GIVEN DATA:

######

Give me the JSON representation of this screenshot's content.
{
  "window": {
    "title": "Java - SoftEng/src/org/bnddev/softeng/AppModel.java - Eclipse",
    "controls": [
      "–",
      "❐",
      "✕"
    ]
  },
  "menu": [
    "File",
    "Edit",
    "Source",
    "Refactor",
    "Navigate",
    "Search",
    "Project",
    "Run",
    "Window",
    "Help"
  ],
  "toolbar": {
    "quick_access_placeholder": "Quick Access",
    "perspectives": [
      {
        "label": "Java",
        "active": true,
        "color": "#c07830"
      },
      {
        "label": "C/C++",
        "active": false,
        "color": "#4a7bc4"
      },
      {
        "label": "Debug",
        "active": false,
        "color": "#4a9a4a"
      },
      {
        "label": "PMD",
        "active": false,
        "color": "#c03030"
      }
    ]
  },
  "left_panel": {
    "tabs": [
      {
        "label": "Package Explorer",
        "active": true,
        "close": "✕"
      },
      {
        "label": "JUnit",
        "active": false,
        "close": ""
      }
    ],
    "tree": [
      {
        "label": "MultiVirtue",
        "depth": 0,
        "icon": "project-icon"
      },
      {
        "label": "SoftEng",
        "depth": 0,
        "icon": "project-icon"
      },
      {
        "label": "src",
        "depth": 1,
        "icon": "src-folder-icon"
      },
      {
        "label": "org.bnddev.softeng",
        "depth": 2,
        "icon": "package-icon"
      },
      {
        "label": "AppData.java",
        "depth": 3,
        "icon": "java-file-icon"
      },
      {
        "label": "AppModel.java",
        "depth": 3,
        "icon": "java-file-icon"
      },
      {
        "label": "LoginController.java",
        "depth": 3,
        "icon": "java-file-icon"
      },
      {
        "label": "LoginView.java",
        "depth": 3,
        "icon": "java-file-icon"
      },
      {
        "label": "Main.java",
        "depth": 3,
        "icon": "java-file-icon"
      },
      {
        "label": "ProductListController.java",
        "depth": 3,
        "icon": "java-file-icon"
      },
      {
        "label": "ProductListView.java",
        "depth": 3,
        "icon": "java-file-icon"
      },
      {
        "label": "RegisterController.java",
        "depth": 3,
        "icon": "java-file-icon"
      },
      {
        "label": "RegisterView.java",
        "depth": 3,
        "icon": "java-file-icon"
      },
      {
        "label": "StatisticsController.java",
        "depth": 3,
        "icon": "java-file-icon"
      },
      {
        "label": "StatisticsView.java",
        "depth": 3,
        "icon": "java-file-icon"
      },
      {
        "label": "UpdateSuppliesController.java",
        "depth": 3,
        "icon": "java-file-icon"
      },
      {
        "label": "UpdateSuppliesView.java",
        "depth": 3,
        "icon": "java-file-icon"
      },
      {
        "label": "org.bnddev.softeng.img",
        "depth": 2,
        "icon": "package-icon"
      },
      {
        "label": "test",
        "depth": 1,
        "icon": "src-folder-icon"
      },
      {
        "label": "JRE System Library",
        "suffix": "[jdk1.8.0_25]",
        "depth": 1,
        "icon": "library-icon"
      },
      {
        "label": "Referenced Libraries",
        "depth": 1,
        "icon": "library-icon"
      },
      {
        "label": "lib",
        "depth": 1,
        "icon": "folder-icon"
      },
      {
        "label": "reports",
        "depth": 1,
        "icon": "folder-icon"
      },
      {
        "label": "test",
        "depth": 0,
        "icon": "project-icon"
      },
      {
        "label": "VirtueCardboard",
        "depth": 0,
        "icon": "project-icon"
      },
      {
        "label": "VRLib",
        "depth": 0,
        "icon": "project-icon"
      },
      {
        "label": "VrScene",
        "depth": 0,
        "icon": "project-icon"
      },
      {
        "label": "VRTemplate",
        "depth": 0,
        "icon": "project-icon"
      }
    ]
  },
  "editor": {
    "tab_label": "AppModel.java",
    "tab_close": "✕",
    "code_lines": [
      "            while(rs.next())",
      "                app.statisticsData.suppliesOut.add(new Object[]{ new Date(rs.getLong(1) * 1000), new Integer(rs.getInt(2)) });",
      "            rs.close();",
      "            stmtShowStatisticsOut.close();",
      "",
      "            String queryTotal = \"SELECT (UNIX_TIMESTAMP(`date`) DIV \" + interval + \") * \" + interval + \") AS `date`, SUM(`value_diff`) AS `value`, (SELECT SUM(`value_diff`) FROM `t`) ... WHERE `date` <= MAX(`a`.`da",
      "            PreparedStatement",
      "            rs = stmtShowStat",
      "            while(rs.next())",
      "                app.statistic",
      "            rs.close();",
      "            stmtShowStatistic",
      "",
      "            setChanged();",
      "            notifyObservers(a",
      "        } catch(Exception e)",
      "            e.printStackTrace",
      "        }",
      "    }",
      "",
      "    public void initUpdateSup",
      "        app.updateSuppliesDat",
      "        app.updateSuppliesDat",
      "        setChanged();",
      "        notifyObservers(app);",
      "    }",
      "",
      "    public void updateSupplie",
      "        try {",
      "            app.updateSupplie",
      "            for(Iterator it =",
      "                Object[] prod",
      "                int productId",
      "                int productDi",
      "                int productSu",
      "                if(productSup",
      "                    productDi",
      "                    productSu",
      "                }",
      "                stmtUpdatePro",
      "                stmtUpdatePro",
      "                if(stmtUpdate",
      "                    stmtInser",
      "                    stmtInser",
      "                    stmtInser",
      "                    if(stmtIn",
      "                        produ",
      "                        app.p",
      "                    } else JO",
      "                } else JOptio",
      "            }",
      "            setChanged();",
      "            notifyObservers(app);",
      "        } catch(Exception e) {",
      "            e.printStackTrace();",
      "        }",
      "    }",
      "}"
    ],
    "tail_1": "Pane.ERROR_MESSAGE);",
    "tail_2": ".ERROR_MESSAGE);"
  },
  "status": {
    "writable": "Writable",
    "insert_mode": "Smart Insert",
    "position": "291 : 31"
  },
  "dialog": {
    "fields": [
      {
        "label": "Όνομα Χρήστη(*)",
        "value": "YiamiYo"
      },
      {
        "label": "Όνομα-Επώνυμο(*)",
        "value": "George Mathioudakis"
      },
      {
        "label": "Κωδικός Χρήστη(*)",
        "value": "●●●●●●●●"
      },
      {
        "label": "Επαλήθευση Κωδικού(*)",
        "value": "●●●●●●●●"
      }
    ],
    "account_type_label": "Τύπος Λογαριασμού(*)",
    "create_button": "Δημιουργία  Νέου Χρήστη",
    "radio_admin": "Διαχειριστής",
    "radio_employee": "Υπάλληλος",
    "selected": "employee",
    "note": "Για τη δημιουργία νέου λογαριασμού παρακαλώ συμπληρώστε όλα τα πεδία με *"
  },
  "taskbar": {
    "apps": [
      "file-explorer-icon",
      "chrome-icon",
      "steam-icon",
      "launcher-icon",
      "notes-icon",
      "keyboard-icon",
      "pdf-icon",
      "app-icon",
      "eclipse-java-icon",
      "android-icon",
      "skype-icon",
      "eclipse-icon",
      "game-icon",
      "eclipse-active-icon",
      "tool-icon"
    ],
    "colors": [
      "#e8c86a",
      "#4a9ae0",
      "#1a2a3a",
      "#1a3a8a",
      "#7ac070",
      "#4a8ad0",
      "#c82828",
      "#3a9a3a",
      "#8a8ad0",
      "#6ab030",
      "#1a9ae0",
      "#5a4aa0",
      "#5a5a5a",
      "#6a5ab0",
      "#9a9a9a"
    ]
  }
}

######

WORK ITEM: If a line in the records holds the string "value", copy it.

ANSWER:
      "            String queryTotal = \"SELECT (UNIX_TIMESTAMP(`date`) DIV \" + interval + \") * \" + interval + \") AS `date`, SUM(`value_diff`) AS `value`, (SELECT SUM(`value_diff`) FROM `t`) ... WHERE `date` <= MAX(`a`.`da",
        "value": "YiamiYo"
        "value": "George Mathioudakis"
        "value": "●●●●●●●●"
        "value": "●●●●●●●●"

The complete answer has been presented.